This post shall be blessedly devoid of accompanying photographs.
Or should it be "The Christmas that Mother was sick?' Because the above title sounds like I was a Christmas Mother. Not just a Mother who was sick. After all, I'm a mother all year round, have been for the last twenty-three-ish (or is it 24? She was born in 1988--you do the math, I can't even remember how old I am most of the time.) years after all.
So anyways, Christmas night we were watching a movie based on one of Jeanette Oke's books where the mother dies of scarlet fever. Uplifting? Well, I'm sure there was a somewhat happy ending but Father and I became weary and we went off to bed before we watched the whole thing.
And then at two o'clock (a.m.) I awoke with that feeling of horror and dread that proceeds (or is it precedes?) the throwing up process. I was able to go off to sleep for a bit but soon woke up thinking I was on fire or being roasted by the cat at my feet who usually can't even keep them warm and then I went into the bathroom and divested myself of the apple I had eaten for supper. Nothing like throwing up and getting apple peel in your teeth.
Then I got really cold and went back to bed and then I got really hot after a bit and the whole process repeated itself (sans apple peel, thankfully if you can be thankful for anything.)
And then the kids came over and there was much merriment and laughter from the kitchen while I lay in bed and was miserable and covered my nose from the unearthly horrible smell of cooking.

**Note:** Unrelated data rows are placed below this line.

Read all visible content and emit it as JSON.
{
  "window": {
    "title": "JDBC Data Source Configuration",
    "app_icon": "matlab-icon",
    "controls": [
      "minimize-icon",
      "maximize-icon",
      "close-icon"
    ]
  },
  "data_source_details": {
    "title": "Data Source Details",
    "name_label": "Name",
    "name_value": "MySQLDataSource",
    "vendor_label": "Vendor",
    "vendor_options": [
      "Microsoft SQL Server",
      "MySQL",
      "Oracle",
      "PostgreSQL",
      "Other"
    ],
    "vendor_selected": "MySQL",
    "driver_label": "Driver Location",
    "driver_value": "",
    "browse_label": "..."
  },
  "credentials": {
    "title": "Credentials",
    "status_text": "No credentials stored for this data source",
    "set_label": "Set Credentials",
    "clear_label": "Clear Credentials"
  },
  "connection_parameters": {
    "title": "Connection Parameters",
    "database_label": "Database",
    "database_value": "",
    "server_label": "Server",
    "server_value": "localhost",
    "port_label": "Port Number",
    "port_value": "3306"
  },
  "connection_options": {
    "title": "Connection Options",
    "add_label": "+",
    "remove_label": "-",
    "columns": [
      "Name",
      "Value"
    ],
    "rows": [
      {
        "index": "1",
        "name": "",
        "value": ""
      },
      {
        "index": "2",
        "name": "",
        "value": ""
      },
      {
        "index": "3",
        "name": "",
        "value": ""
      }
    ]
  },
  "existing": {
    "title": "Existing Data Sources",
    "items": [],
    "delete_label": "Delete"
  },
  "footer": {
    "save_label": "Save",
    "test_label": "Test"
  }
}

You'll be glad to know that I came into the living room and sat in my red chair far from the maddening crowd* and breathed to myself and watched them open their gifts. I sat weakly there with one hand propping my head up to keep it from rolling onto the floor and thought of the movie from the night before and was thankful that even if I was sick it was not from Scarlet Fever and I probably would be able to participate in the next Christmas. I'm positive I looked ethereal and wan, yet strong and brave as I sat alone far from the breathing space of anyone else.
And then I wondered if anyone was keeping a diary and was writing about how sad it was that Mother was ill this Christmas. And how much they missed my cheery face at the breakfast table. And how sad it was I wasn't playing cards with them. Or if they wrote how poor Father had to do all the dishes all day and keep the kitchen cleaned up and the Christmas trash hauled out.
And at that part, I was still sad I was sick, but was glad I didn't have to clean the kitchen at least.
*Fun Fact that has nothing to do with Mother being ill--I always thought that Far From the Maddening Crowd was the title of the book by Thomas Hardy. I actually shelved the book for many years, still seeing the title as Far From the Maddening Crowd. I was sure it was a book about a person wanting to be alone although I have read one Thomas Hardy book and died of boredom throughout it (I didn't read it all) and so I wasn't even going to read the book flap to enlighten myself and then one day I realized it said Far from the MADDING Crowd. And I just read about the book on Wikipedia and realized it was probably as deadly boring as I thought it would be--It's about Sheep Bloat and such. And that Madding and Maddening mean about the same thing--frenzied. So even if I misspelled it, I was correct in the meaning. And there is a character named Bathsheba Everdene and I wonder if Suzanne Collins took this name for The Hunger Games Katniss from this book. And I'm glad she didn't use Bathsheba for a character.
I'm excited for The Hunger Games movie coming out soon--how about you?
So--Should I or should I not throw my toothbrush away?
Many stories herein are subject to the faulty, and sometimes creative, memory of the blog owner and should not be taken as factual, although the names and events are real! Kind of.